I do think kettles are getting more common in the U.S., but in the '90s they were almost unknown. Another factor imo is that microwaves have been ubiquitous in American kitchens for decades, and are commonly used to heat water, so there's already a common alternative to the stove. They're not a great option for boiling water, but they're a common way (in the U.S.) of making near-boiling water for brewing tea or making ramen.
Where in the EU are you washing clothes? Most people here (Scandinavia) live in apartment buildings that have a laundry room with industrial-strength washers/dryers, which take only 25-30 minutes to wash.
I think most people just add (cold) water and then microwave it, even though the instructions say to heat the water separately.
I don't think I ever saw an electric kettle in the US. People who drink coffee make it in a coffee pot, and people who drink tea are deported to Europe.
There are manufacturers selling 2000-2200 W. vacuum cleaners.
I can't wait for those to be gone. Not because of the energy usage really, but because those monsters are incredibly loud.
The risks of being caught in drydock are hardly zero; but a submarine base is a rather different asset from a silo.
Nukes, at least, can be waved around; but suddenly unfunded nuclear R&D programs are just a nightmare for everyone involved.
I guess we would have to detonate them all the second Scotland declares independence
Silence, AC! Omega Override: Exigent Haggis is a heavily classified program. You can't discuss those sorts of security matters in a public forum.
Unless you have the ability(decent strategic air force, missile sub capabilities, or hostile neighbors within easy shooting range) and the desire to wave your nukes around, being a nuclear power is actually kind of a shitty job. Nukes are, well, the nuclear option, so they are of little use except in extreme circumstances; they are expensive and technically demanding to maintain, their PR value is deeply mixed, you have to protect them to avoid proliferation, and they have finite shelf life.
If Scotland wants to get out of the nuclear game; but the UK wants to hold on to some Global Influence, it would be a very, very, mutually convenient arrangement for Scotland to offer a sweetheart deal(if they have some sort of legal claim, maybe a relatively token payment or concession, otherwise just some handshakes and a photo-op) on the warheads in exchange for the UK packing them up, remediating any especially badly contaminated facilities, and otherwise making them Not Our Problem Anymore.
The hypothetical Scottish exit would likely be cleaner than that of the former Soviet republics, so they wouldn't be quite as badly situated; but the post-Soviet states that inherited fissile goodies were generally quite happy to accept Russian, American, or any other outside assistance in just getting the stuff off their hands as fast as possible. Having a real nuclear arsenal is expensive and requires commitment. Having a decaying one is just a proliferation clusterfuck waiting to happen.

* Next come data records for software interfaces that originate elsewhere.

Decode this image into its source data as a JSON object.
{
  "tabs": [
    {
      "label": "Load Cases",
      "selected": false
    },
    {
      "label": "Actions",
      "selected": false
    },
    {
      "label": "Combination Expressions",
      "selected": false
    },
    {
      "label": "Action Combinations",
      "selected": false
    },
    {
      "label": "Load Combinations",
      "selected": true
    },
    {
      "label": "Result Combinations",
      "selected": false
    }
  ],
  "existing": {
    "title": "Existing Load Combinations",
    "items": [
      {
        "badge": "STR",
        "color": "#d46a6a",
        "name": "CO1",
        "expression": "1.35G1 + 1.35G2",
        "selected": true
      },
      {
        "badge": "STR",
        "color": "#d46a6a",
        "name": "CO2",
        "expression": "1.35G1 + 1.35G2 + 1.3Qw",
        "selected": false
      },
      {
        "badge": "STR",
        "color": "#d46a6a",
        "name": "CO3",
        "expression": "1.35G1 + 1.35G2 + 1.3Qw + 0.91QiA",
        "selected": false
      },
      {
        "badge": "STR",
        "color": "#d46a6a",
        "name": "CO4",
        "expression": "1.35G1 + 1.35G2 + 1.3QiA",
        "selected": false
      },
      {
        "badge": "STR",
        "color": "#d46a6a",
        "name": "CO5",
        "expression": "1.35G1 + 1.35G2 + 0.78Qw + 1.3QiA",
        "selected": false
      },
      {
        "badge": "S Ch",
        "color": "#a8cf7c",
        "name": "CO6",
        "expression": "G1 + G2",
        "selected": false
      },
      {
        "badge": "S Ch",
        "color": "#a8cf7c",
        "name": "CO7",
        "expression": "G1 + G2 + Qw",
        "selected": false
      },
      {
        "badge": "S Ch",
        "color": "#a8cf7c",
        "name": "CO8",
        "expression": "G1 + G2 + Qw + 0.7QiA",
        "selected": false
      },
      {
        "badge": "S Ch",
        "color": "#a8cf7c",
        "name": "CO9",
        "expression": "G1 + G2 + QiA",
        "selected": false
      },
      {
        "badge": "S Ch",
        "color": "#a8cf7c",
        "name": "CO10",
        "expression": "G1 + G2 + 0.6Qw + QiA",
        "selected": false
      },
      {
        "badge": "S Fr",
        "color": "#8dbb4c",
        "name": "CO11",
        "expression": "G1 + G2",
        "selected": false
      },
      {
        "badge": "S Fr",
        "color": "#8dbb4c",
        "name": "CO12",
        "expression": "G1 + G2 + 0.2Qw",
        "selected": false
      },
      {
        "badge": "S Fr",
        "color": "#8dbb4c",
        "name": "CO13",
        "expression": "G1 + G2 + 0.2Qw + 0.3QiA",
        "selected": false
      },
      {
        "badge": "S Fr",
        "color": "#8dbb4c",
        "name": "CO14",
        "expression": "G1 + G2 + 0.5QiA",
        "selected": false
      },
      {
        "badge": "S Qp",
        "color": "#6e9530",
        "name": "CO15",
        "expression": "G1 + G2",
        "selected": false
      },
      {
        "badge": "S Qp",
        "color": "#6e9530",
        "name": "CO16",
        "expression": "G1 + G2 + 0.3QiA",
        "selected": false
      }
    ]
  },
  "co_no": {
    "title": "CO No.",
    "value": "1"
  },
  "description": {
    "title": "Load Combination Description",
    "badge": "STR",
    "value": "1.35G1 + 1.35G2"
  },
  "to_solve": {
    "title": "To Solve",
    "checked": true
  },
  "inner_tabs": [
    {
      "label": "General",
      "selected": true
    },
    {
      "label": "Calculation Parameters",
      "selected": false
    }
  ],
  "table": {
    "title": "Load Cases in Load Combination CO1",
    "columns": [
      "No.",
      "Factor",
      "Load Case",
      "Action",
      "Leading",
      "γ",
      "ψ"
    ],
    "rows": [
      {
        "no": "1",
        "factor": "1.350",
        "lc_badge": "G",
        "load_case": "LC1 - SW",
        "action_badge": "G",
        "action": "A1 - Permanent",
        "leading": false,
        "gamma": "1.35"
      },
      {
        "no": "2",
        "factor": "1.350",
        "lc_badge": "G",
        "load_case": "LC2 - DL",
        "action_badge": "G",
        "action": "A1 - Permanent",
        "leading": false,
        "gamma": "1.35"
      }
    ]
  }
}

Subsurface ocean warming explains why global average air temperatures have flatlined since 1999, despite greenhouse gases trapping more solar heat at the Earth’s surface. “Every week there’s a new explanation of the hiatus,” said corresponding author Ka-Kit Tung, a UW professor of applied mathematics and adjunct faculty member in atmospheric sciences. “Many of the earlier papers had necessarily focused on symptoms at the surface of the Earth, where we see many different and related phenomena. We looked at observations in the ocean to try to find the underlying cause.”
What they found is that a slow-moving current in the Atlantic, which carries heat between the two poles, sped up earlier this century to draw heat down almost a mile (1,500 meters). Most previous studies focused on shorter-term variability or particles that could block incoming sunlight, but they could not explain the massive amount of heat missing for more than a decade."
Link to Original Source
That sort of capability is classic tumor; but you aren't going to hack it as an embryo unless you are capable of it.
With the slime molds some of the really tricky bits happen when the normally free-living cells congregate and form a stalk that is mostly (dead) structural cells with some spore forming bodies at the tip. This behavior is apparently adaptive at a colony level; but it involves a bunch of formerly independent cells deciding which 90% get to die in order to form the support structure and who gets to be the reproductive structure. All without access to general purpose cognition, game theory, or any similarly handy tools.